Listed entries START
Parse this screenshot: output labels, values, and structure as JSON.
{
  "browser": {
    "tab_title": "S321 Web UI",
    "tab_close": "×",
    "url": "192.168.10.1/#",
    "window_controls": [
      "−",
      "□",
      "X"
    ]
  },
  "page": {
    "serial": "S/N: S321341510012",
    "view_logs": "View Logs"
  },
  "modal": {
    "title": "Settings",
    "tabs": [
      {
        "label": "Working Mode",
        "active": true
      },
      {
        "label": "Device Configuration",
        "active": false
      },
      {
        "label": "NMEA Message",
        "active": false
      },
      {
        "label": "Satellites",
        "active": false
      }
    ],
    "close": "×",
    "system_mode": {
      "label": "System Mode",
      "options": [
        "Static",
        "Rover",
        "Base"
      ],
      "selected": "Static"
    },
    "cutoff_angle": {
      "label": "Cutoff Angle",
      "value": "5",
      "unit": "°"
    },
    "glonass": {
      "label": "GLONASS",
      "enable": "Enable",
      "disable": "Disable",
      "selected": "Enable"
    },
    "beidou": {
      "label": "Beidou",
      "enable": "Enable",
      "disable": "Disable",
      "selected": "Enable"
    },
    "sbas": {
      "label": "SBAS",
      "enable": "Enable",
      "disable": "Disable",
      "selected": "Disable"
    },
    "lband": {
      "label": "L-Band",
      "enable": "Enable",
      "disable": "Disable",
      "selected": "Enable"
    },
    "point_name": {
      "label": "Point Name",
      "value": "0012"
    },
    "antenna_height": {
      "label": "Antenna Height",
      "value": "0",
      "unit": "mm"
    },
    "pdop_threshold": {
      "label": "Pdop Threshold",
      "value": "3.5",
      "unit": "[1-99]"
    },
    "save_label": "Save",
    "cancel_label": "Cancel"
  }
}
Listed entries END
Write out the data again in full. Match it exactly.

Parse this screenshot: output labels, values, and structure as JSON.
{
  "browser": {
    "tab_title": "S321 Web UI",
    "tab_close": "×",
    "url": "192.168.10.1/#",
    "window_controls": [
      "−",
      "□",
      "X"
    ]
  },
  "page": {
    "serial": "S/N: S321341510012",
    "view_logs": "View Logs"
  },
  "modal": {
    "title": "Settings",
    "tabs": [
      {
        "label": "Working Mode",
        "active": true
      },
      {
        "label": "Device Configuration",
        "active": false
      },
      {
        "label": "NMEA Message",
        "active": false
      },
      {
        "label": "Satellites",
        "active": false
      }
    ],
    "close": "×",
    "system_mode": {
      "label": "System Mode",
      "options": [
        "Static",
        "Rover",
        "Base"
      ],
      "selected": "Static"
    },
    "cutoff_angle": {
      "label": "Cutoff Angle",
      "value": "5",
      "unit": "°"
    },
    "glonass": {
      "label": "GLONASS",
      "enable": "Enable",
      "disable": "Disable",
      "selected": "Enable"
    },
    "beidou": {
      "label": "Beidou",
      "enable": "Enable",
      "disable": "Disable",
      "selected": "Enable"
    },
    "sbas": {
      "label": "SBAS",
      "enable": "Enable",
      "disable": "Disable",
      "selected": "Disable"
    },
    "lband": {
      "label": "L-Band",
      "enable": "Enable",
      "disable": "Disable",
      "selected": "Enable"
    },
    "point_name": {
      "label": "Point Name",
      "value": "0012"
    },
    "antenna_height": {
      "label": "Antenna Height",
      "value": "0",
      "unit": "mm"
    },
    "pdop_threshold": {
      "label": "Pdop Threshold",
      "value": "3.5",
      "unit": "[1-99]"
    },
    "save_label": "Save",
    "cancel_label": "Cancel"
  }
}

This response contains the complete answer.